Research area A: Adaptive molecular systems
A01 New photoswitches for integration in adaptive nanosystems
Molecular photoswitches are versatile sensors and actuators for the development of intelligent matter. In this project we will design and prepare azo and spiropyran photoswitches as building blocks for the assembly of adaptive nanosystems. The project combines our expertise in the development of innovative photoswitches and surface ligands based on N-heterocyclic carbenes. These photoswitches will be immobilized on nanoparticles and patterned on surfaces using soft lithography. Furthermore, the photoswitches developed in this project will be integrated in a range of adaptive molecular systems, soft materials and solid-state nanosystems explored in the CRC.
A02 Control of the primary and secondary structure in synthetic polymers to access adaptive soft materials
Prof. Dr. Armido Studer - Organic Chemistry Insitute
Methods for the alternating controlled radical copolymerization to access alternating ABC-type copolymers will be developed. Unique self-assembly behavior is expected for these soft materials. Adaptive materials using mechanophores as active functionalities will be prepared. Mechanical stress will alter the stiffness or the absorption properties in these materials. A second research line is devoted to the preparation of chiral rigid polymers with defined secondary structure by using anionic ring-opening polymerization of chiral donor-acceptor cyclopropanes. Chiral polymers bearing redox-active Ru-functionalities at their side chains will be synthesized and the material will be tested as a self-oscillating system where a defined periodical structural change is achieved and maintained in the presence of a chemical fuel.
A03 Interfacing self-assembly and multiple stimuli to create adaptive behaviour
Controlling the energy landscape of stimuli-responsive supramolecular materials remains a major challenge in the field of self-assembly. In this project, we aim at unravelling the effect of various triggers on supramolecular polymerization by detailed mechanistic insights.
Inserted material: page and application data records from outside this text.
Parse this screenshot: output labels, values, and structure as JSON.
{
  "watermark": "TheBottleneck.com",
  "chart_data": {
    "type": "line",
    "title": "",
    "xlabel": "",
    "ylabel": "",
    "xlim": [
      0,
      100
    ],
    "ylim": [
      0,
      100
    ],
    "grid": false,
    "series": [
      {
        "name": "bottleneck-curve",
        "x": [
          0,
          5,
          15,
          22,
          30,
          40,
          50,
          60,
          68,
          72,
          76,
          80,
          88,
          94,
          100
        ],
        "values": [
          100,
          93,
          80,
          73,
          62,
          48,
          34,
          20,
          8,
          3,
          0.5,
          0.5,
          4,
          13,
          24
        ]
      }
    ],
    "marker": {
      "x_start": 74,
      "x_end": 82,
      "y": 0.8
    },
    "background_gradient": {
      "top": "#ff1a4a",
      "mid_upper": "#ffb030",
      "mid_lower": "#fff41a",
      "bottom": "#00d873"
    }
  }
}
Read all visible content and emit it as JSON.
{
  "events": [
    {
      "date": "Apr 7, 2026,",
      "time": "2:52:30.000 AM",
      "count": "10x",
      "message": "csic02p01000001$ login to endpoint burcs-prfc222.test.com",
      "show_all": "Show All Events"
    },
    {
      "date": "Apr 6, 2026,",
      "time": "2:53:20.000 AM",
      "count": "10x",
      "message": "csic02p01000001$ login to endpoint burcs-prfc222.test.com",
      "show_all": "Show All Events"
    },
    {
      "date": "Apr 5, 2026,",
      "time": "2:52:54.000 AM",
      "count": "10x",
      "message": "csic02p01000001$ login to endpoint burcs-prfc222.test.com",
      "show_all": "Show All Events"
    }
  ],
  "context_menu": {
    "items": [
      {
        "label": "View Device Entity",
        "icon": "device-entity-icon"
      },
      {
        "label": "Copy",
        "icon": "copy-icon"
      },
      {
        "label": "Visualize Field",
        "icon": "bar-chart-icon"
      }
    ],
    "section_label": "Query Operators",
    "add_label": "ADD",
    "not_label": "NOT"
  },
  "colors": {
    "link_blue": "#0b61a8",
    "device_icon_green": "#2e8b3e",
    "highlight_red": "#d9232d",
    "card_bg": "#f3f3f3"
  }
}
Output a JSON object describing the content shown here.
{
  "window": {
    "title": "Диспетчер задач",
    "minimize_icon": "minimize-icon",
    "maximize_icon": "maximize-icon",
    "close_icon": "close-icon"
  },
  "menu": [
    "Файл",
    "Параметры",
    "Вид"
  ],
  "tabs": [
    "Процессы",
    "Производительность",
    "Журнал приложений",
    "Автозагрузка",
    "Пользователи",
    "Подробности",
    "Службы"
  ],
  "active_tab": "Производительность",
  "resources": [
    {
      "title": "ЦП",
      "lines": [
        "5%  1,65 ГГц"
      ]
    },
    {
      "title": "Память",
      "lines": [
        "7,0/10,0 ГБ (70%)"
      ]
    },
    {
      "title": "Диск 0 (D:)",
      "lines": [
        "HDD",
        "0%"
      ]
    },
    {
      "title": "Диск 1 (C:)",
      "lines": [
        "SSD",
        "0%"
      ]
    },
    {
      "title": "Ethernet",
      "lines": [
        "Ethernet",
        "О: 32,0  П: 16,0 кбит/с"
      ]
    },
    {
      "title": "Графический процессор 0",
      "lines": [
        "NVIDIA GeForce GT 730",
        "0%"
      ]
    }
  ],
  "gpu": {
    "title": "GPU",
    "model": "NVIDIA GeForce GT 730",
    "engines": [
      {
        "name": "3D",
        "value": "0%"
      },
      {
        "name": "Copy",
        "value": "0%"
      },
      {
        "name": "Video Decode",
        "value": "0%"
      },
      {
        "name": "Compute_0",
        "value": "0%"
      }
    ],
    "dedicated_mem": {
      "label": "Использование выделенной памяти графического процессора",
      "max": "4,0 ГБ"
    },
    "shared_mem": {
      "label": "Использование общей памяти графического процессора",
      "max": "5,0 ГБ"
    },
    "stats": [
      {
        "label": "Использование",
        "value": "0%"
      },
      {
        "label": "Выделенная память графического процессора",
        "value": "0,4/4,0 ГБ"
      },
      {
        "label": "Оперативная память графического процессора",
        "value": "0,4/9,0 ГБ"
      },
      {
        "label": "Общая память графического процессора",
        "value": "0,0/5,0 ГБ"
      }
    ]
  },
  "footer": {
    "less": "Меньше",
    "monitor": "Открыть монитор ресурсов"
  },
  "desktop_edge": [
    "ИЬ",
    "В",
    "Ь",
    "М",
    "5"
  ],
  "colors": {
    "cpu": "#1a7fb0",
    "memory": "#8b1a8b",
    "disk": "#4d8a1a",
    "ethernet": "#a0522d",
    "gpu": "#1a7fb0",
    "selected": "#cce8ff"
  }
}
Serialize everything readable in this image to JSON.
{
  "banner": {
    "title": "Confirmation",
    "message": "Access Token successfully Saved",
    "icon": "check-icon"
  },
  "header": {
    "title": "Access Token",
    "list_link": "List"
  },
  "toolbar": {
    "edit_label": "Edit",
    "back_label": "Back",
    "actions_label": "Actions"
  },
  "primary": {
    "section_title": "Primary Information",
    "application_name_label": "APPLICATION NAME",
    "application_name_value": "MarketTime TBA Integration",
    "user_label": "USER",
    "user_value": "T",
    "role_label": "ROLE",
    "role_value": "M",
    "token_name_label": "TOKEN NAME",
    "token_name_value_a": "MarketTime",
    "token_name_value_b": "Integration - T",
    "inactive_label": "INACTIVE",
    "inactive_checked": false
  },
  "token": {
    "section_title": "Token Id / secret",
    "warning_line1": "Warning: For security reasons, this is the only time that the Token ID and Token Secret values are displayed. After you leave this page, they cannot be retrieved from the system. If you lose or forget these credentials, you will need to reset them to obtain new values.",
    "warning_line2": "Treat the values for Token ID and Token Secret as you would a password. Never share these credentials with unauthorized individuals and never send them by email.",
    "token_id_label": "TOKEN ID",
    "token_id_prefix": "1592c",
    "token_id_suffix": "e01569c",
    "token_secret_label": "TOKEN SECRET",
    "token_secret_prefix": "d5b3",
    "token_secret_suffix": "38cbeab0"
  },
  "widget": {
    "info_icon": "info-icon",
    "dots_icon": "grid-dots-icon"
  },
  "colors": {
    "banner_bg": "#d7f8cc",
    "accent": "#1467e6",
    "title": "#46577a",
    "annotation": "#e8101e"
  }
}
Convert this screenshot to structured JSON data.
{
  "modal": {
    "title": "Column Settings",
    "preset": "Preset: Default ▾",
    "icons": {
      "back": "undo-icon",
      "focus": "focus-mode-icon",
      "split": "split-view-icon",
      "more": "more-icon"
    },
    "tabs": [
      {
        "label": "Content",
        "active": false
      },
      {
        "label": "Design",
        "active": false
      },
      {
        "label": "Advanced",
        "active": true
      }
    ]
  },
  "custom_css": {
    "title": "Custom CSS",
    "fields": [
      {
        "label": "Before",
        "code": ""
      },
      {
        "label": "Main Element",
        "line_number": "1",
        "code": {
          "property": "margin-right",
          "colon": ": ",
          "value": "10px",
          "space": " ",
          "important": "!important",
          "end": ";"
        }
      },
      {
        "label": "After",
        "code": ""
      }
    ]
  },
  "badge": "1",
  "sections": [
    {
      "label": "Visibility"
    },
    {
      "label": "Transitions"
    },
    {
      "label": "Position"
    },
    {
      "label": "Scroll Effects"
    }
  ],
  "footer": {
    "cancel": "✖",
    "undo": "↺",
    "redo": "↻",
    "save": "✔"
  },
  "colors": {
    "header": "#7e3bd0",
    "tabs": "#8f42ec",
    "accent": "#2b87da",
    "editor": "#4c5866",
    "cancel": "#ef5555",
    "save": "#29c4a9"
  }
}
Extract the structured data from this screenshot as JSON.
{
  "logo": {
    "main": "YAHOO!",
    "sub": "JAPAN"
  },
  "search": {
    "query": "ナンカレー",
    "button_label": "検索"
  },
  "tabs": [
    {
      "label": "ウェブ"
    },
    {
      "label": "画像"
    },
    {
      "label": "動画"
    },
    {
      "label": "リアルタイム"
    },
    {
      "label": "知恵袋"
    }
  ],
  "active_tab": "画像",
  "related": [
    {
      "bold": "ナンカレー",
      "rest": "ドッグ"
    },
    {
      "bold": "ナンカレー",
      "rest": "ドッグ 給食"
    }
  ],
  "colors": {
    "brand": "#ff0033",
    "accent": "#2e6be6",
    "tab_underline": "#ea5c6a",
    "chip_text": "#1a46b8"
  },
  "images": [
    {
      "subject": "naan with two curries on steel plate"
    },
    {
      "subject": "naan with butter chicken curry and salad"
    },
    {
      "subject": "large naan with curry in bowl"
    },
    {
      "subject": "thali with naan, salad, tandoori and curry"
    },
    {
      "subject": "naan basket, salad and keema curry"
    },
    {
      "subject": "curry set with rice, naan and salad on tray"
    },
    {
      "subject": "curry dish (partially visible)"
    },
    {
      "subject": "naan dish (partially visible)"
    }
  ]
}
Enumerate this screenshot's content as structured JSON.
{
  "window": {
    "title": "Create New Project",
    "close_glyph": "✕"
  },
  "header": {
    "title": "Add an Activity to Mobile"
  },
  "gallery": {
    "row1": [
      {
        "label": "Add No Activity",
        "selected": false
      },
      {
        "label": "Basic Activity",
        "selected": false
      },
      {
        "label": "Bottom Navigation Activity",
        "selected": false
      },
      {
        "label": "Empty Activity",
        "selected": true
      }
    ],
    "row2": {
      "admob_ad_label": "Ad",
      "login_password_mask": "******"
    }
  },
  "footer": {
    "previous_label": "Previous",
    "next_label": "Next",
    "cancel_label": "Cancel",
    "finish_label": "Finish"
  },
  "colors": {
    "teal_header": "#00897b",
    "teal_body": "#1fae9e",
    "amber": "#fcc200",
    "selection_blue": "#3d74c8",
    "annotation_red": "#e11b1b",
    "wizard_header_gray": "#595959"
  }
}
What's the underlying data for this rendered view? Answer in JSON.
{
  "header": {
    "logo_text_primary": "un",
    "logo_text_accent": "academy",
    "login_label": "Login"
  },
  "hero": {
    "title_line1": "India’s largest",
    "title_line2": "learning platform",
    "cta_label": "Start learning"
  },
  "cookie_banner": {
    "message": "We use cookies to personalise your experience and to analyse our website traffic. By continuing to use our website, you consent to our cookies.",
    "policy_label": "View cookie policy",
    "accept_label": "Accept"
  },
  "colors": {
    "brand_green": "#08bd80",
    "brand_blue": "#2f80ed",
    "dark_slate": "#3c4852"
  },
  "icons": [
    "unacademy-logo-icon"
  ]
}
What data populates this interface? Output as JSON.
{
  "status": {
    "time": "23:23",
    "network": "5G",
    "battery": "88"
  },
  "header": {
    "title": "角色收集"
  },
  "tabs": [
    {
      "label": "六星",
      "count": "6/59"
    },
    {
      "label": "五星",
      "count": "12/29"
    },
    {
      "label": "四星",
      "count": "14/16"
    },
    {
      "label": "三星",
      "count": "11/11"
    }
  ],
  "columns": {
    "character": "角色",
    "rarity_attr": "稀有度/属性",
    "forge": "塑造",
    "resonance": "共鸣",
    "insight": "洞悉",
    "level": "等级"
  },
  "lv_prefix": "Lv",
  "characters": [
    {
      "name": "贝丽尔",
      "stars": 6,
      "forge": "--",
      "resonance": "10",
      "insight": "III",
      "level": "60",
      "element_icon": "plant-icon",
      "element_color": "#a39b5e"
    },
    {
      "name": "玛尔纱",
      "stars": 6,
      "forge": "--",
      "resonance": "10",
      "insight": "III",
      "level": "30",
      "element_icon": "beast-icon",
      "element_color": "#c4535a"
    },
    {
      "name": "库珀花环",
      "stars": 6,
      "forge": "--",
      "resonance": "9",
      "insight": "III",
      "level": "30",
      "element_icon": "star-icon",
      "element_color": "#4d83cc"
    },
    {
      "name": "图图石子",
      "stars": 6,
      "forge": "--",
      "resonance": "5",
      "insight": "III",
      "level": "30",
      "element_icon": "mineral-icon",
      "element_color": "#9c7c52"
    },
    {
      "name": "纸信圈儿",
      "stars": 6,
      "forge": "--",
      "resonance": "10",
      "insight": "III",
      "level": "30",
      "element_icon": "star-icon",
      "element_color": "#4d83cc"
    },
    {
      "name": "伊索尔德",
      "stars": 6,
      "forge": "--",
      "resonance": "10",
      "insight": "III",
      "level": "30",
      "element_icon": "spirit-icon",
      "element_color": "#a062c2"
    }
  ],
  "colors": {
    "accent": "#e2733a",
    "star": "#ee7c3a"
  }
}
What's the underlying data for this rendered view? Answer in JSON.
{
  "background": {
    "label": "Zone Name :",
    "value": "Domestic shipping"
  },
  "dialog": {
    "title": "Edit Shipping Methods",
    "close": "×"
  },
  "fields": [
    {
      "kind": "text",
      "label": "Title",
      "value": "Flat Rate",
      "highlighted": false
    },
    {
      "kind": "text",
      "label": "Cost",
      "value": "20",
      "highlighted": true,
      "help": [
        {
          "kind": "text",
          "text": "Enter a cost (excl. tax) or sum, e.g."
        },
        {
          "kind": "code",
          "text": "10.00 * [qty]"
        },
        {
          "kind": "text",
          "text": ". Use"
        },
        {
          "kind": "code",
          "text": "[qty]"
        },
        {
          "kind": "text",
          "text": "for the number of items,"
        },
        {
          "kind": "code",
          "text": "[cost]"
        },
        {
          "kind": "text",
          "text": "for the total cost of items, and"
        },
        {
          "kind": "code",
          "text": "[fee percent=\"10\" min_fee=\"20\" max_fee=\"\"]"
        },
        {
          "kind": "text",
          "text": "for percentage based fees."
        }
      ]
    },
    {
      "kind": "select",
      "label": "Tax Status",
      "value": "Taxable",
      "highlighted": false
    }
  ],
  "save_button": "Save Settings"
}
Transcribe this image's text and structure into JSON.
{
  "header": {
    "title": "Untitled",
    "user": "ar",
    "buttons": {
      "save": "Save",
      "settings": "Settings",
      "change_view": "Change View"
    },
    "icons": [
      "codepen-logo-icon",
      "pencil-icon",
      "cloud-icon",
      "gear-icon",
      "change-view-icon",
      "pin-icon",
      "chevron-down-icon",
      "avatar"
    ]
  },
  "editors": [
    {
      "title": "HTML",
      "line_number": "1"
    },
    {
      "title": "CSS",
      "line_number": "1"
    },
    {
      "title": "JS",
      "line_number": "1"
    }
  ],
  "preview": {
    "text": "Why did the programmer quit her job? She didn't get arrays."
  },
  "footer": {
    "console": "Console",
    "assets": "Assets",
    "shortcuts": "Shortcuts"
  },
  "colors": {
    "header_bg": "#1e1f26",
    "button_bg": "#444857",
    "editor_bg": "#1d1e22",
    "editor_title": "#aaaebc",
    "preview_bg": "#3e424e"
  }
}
By interfacing supramolecular polymerization under controlled experimental conditions and a given stimulus, we will switch from responsive to adaptive behaviour on demand. The sequential application of multiple stimuli at defined intervals is expected to produce unprecedented functional supramolecular materials with oscillating, adaptive, sensing and memory behaviour.
A04 Developing tunable triplet emitters towards adaptive electroluminescent materials
Light-emitting materials composed of photoluminescent metal-organic coordination compounds attached to metal nanoparticles or embedded in soft polymeric matrices will be developed. They will be controlled by and adapt to a variety of external stimuli such as light, temperature, pressure, mechanical force, and electrochemical potential. In turn, these features will enable them to act as sensors of environmental changes. In the long term, the developed concepts will enable color-coded information storage and processing by embedment in nanophotonic matrices and integration into neuromorphic architectures.
A05 Light-controlled anion-binding adaptive supramolecular systems
Photo-responsive azobenzene-triazole systems will be designed to allow Z-selective anion binding, resulting in photo-reversible switchable anion availability and catalytic activity. Peptide functionali-zation will enable supramolecular aggregates, with anion binding constants depending on the available space for isomerization and thus on the aggregation state. As a route towards adaptive materials we envision to implement memory by modifying aggregate structures based on the steric requirement of the azotriazole E and Z forms during repeated photoisomerization cycles. The ultimate goal is to construct materials with memory-controlled photo-responsive anion binding properties.
A06 A semi-synthetic nanosystem for programmable control of output based on rational design and directed evolution
Prof. Dr. Andrea Rentmeister - Institute of Biochemistry
In the first funding period, we will develop a system that senses different small molecules and actuates the formation of an output signal. The semi-synthetic nanosystem consists of a reaction network in aqueous solution and explores different feedback mechanisms to move from a responsive to an adaptive system that self-regulates the formation of metabolites, RNA, or protein and leads to a detectable output signal (e.g. fluorescence, enzymatic activity or proteinaceous material). Permanent or light-removable modifications of DNA will be tested as a molecular memory indicating which fuels the system has previously been exposed to. The long-term goal of this project is to realize adaptive behavior and learning capability, reminiscent of artificial synapses, by integrating this sensing-actuation system into photonic circuits or confined spaces, such as vesicles and nanofabrication approaches, and to be able to distinguish experienced systems from naïve ones.